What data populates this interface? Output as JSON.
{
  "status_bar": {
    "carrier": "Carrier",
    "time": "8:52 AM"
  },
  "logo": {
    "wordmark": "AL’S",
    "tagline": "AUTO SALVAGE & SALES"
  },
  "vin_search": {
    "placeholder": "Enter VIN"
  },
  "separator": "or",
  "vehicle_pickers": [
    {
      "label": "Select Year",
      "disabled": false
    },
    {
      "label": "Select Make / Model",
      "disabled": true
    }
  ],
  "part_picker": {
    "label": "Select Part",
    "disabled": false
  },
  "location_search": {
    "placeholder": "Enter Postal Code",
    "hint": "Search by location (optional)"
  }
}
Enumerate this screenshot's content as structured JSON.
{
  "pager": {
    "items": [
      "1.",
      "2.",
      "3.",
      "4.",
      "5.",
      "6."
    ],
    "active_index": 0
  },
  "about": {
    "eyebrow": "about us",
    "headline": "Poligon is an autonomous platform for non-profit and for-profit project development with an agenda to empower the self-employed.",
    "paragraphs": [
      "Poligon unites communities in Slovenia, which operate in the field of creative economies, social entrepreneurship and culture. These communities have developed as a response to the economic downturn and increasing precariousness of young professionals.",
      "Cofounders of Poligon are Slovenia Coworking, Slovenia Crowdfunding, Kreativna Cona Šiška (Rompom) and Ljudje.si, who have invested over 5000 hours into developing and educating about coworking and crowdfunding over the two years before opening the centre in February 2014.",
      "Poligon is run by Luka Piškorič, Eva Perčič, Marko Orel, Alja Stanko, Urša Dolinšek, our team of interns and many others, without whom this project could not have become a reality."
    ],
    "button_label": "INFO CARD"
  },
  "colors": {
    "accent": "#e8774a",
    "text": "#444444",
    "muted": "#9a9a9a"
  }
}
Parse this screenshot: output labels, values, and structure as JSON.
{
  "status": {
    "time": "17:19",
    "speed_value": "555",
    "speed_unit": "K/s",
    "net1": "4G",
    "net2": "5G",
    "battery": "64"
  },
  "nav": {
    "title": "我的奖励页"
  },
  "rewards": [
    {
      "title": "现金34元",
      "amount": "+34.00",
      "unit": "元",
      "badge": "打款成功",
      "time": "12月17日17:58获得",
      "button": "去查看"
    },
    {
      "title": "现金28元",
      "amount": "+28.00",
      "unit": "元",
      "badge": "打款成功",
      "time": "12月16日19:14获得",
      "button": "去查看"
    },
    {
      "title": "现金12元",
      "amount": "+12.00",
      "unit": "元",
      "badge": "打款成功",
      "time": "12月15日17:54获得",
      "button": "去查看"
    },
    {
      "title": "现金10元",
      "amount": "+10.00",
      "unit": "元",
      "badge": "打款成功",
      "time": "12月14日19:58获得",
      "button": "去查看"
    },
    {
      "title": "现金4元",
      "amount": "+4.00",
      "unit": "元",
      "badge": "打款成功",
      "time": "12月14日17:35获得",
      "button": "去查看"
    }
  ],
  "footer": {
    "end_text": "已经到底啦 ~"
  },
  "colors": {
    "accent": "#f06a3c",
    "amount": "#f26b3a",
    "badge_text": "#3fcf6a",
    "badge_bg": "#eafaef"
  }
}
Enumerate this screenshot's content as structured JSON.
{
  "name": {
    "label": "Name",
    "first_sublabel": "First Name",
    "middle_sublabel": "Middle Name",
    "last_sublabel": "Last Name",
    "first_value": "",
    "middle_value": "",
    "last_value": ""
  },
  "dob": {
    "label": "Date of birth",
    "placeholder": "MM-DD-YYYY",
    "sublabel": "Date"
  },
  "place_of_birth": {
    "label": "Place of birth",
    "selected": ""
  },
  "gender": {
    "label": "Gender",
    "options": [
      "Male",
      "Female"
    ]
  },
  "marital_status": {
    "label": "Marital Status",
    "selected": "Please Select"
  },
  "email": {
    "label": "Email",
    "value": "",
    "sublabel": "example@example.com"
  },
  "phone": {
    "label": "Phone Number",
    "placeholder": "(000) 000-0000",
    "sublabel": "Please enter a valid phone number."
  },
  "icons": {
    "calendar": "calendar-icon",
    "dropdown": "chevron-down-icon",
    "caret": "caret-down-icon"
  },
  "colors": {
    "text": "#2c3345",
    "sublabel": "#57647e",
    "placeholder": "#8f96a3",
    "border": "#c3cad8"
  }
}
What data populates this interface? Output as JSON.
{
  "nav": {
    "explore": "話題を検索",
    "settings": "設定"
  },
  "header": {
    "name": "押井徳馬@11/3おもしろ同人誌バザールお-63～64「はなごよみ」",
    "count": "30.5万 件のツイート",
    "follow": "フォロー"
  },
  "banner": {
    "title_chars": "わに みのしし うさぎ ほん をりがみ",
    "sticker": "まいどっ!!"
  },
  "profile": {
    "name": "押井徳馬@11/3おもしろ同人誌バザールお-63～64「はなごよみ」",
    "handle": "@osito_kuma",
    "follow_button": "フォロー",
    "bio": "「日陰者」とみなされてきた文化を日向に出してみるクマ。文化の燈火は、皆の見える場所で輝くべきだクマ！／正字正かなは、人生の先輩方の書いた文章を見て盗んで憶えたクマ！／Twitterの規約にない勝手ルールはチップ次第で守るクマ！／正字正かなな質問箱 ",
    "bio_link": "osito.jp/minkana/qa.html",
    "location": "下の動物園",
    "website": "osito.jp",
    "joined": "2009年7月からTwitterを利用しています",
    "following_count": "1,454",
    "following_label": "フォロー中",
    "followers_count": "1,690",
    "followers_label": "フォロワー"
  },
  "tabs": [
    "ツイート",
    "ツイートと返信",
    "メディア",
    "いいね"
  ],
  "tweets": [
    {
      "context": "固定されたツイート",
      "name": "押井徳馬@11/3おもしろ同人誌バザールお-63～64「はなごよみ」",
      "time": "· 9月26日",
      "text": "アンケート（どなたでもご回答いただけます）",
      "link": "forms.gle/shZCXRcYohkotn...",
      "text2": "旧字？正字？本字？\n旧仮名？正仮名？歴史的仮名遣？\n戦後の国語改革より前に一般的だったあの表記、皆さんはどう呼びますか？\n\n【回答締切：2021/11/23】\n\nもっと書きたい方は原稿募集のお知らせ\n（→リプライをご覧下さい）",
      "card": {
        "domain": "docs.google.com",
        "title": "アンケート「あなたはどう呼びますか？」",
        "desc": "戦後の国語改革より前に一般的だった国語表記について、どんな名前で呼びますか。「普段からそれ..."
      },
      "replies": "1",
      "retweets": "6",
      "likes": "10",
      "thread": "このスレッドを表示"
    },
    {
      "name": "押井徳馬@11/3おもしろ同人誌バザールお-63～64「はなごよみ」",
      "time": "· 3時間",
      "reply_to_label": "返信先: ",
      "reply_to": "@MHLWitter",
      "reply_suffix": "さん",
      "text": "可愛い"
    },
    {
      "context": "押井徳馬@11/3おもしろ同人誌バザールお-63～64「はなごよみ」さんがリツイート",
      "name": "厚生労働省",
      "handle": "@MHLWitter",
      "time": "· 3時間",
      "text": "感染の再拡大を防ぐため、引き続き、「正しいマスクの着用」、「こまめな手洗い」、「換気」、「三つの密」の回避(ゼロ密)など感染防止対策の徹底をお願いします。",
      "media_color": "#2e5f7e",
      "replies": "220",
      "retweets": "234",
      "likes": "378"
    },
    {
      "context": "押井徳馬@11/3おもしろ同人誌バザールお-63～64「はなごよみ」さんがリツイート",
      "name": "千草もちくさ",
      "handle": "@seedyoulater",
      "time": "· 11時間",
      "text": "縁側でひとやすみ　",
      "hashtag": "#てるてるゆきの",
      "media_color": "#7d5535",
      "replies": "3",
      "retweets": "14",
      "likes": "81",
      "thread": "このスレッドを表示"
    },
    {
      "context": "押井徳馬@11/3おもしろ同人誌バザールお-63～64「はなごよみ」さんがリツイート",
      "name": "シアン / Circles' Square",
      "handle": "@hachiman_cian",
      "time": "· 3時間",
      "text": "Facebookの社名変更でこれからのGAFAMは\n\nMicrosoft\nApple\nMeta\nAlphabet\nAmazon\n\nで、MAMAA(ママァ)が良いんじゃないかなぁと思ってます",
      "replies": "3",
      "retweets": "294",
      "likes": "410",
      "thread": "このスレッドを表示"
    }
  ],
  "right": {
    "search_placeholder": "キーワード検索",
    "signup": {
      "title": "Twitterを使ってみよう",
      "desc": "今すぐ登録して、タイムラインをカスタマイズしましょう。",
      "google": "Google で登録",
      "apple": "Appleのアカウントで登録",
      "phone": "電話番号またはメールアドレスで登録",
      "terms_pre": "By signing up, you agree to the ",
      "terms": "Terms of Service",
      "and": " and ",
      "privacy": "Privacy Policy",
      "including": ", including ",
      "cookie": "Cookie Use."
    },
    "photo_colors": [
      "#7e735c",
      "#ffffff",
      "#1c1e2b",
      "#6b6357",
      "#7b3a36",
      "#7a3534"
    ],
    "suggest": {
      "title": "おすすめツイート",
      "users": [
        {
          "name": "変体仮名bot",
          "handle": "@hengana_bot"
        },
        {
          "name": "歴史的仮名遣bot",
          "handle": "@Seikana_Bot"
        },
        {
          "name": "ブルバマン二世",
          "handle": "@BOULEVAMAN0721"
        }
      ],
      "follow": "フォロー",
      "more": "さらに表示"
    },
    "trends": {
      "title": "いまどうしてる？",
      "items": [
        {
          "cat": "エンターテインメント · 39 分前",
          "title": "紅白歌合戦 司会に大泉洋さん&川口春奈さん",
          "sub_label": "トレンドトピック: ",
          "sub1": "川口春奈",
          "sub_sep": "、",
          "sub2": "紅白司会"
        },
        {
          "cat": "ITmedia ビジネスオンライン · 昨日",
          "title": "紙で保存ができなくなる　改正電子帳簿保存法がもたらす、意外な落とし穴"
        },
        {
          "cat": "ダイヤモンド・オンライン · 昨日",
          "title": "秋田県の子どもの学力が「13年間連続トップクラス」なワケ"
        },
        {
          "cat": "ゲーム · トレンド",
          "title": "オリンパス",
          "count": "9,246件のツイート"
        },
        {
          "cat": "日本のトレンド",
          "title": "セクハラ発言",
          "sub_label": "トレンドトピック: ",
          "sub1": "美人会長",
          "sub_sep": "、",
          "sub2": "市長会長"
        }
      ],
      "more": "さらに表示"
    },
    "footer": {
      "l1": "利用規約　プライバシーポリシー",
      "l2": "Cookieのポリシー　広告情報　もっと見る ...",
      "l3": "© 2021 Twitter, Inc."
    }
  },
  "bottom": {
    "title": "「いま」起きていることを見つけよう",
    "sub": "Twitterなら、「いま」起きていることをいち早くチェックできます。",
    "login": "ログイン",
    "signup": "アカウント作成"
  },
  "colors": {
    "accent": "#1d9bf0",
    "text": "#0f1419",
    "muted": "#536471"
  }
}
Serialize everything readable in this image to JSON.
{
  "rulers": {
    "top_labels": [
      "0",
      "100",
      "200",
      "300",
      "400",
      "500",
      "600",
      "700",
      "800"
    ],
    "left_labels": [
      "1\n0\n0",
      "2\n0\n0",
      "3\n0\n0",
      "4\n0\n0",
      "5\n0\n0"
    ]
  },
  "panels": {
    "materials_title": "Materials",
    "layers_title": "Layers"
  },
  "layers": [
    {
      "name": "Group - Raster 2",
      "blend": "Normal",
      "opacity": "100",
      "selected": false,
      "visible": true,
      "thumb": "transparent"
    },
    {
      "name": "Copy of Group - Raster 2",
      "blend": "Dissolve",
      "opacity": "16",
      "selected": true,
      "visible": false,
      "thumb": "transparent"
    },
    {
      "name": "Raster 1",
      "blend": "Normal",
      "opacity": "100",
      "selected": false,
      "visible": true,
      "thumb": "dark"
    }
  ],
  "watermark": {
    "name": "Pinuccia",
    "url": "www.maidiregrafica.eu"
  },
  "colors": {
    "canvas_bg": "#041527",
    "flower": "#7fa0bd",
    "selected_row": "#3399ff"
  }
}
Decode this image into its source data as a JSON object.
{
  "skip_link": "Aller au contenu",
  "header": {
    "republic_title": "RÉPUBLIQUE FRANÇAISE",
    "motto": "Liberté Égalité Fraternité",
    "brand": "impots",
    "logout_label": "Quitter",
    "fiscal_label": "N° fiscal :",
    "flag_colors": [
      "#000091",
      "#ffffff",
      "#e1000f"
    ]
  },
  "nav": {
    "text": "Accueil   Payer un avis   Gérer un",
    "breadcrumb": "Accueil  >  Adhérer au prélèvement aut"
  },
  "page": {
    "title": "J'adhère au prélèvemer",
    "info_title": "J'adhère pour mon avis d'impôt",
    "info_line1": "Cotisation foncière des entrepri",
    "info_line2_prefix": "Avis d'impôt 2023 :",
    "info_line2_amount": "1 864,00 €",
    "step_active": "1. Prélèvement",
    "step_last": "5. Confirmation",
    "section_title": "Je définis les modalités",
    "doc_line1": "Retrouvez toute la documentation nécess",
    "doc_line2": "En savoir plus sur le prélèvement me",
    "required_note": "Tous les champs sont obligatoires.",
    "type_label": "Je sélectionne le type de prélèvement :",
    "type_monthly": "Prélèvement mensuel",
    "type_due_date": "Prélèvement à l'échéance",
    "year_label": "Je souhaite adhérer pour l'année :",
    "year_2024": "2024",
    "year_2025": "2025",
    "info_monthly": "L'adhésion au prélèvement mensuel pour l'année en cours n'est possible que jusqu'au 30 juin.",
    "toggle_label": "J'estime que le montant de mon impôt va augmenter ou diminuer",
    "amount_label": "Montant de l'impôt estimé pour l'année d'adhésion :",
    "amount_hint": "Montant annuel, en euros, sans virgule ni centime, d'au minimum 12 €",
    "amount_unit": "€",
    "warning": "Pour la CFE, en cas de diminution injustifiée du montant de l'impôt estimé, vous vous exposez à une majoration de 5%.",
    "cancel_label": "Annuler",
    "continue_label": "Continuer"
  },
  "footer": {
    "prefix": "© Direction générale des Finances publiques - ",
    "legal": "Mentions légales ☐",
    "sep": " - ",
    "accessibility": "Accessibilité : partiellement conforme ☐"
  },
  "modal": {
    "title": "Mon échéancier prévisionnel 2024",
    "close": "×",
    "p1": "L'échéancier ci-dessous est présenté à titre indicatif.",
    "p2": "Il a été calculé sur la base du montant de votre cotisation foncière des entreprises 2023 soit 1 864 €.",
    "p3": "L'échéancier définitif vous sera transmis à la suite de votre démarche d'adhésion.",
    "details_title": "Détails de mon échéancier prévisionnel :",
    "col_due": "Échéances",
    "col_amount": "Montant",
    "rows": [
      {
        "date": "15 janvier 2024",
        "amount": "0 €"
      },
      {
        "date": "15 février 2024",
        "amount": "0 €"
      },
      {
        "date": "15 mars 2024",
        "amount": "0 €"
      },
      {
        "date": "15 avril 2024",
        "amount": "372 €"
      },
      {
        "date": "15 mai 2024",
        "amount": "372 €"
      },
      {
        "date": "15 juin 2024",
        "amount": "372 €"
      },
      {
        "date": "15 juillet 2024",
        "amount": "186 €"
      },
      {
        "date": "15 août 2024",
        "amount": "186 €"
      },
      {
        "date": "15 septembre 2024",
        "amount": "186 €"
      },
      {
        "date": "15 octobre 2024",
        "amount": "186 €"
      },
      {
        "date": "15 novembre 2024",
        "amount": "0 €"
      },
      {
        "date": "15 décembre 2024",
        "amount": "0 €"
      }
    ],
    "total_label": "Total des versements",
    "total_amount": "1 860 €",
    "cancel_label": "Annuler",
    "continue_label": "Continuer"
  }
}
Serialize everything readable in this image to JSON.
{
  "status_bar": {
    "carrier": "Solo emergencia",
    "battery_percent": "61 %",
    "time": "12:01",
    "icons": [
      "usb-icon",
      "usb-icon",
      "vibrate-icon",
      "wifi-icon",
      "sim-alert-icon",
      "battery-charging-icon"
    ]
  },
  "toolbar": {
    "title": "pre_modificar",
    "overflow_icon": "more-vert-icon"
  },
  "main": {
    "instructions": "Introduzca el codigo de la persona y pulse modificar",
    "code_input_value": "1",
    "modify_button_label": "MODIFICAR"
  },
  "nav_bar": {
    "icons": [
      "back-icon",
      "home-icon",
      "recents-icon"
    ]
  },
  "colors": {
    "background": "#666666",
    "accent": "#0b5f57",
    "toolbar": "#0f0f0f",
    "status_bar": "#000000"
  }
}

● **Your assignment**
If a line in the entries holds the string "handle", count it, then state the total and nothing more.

● **Written response**
7